Prime Minister Viktor Orbán sought to deflect criticism of his recent remark that Europe should remain a mostly Christian place, telling a gathering of diplomats today that he respects the Islamic population in Hungary but does not wish for that population to grow, according to index.hu. “Of course we are happy about the kebab shops on our boulevards,” Orbán reportedly added.

Prime Minister Viktor Orbán addressing diplomats today. (Photo: MTI/György Varga)

In his address to various embassy personnel in Budapest, Orbán appeared to have softened his previous opposition regarding a quota system for the number of refugees that each European Union country should take.

“The Hungarian point of view is not against the quota system. We are not opposed to speaking about quotas. It’s the timing that’s the issue. Until we can protect European borders, there’s no point in speaking about how many people we can let in,” the daily quoted the prime minister as saying.

Orbán also reportedly said that, once refugees reach a Turkish refugee camp, they should be considered safe, as they no longer need to “run for their lives”. The prime minister echoed government spokesperson Zoltán Kovács’ statement that there are no wars in Greece, Serbia and Hungary and as such there is “no need for them to go further”, index said.

The prime minister stressed that the refugee situation is difficult, and compared the plight of refuges to that of Roma, index.hu reported. Part of Hungarian history is that the country “lives with a few hundred thousand Roma,” Orbán reportedly said, adding: “Hungary is not asking that we distribute Roma throughout Europe.”

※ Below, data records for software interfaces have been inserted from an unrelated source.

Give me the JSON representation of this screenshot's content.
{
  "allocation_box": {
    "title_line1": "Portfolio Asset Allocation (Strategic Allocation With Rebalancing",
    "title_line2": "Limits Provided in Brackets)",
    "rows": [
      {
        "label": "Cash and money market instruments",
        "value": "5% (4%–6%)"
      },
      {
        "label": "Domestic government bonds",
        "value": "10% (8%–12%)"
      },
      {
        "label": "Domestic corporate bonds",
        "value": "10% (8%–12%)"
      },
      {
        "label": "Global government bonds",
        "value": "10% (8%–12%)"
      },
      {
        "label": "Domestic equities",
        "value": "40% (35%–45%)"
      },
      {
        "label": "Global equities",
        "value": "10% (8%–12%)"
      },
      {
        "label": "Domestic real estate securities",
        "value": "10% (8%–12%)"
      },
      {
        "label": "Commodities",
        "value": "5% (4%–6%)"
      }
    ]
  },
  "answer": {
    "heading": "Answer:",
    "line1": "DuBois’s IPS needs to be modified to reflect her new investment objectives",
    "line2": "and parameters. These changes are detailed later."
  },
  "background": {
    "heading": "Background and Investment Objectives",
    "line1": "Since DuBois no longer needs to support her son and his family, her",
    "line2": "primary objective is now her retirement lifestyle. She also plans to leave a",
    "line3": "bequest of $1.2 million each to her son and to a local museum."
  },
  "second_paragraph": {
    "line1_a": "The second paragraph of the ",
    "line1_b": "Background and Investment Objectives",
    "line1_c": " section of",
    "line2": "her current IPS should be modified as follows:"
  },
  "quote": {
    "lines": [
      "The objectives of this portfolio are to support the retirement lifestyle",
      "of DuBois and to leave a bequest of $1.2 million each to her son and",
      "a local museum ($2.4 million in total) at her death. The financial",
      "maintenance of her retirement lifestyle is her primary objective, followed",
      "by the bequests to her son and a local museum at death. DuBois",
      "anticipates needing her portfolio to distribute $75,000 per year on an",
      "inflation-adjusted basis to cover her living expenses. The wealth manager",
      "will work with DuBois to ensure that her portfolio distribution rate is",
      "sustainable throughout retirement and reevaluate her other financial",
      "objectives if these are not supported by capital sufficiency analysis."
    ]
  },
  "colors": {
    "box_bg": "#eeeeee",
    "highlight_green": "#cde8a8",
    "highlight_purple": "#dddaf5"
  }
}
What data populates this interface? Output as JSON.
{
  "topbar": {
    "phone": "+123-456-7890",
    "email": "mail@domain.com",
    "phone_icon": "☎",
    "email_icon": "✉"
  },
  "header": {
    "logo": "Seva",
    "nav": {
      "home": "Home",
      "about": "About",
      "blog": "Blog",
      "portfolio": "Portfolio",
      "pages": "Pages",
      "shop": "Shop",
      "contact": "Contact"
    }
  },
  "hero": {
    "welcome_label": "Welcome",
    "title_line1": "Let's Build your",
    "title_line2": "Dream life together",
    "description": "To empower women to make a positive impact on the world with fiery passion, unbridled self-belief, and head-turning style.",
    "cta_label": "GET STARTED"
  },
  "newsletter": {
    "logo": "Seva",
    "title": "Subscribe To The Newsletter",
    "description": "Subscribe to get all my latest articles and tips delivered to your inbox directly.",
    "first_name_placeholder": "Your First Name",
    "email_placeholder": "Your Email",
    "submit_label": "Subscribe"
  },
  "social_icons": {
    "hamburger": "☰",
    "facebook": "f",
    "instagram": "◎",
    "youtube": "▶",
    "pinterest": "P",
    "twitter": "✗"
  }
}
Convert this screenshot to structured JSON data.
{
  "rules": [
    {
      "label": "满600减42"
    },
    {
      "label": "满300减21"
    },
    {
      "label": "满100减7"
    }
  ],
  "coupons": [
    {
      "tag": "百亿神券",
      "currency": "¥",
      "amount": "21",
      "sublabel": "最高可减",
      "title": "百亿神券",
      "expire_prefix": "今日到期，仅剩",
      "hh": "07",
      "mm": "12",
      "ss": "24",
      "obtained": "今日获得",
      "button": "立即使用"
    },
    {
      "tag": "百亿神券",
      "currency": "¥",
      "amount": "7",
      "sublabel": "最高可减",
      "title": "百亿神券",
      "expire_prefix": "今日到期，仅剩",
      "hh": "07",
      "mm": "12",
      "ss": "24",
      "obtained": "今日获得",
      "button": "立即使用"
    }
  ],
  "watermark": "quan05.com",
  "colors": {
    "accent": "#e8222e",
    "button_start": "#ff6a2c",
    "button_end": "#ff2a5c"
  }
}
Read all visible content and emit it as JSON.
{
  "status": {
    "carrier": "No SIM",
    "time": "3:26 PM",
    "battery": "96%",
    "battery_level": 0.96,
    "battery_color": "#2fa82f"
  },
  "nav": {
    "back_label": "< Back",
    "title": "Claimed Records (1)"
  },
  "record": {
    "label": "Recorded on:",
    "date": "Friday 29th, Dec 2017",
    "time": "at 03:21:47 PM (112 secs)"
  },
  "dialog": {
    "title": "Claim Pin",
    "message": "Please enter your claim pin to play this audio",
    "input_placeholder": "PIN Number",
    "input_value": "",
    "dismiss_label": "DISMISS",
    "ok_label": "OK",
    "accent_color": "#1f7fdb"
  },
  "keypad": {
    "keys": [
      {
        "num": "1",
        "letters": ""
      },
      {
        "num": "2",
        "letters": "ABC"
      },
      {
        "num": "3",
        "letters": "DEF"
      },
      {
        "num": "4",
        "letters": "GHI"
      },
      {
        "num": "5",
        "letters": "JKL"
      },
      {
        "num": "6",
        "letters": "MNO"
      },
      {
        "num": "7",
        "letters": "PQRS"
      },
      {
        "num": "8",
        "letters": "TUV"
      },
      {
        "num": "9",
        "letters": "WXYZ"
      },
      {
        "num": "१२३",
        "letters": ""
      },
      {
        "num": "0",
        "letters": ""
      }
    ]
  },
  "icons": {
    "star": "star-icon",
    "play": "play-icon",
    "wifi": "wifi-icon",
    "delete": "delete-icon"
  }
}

One of the reporters present questioned Orbán on how his views differ from that of the radical right Jobbik party. The prime minister was said to reply: “The government is not interested in the far right”. Orbán also reportedly noted that Jewish culture can be celebrated safely on the streets of Budapest, and pointed out Budapest’s Jewish Summer Festival.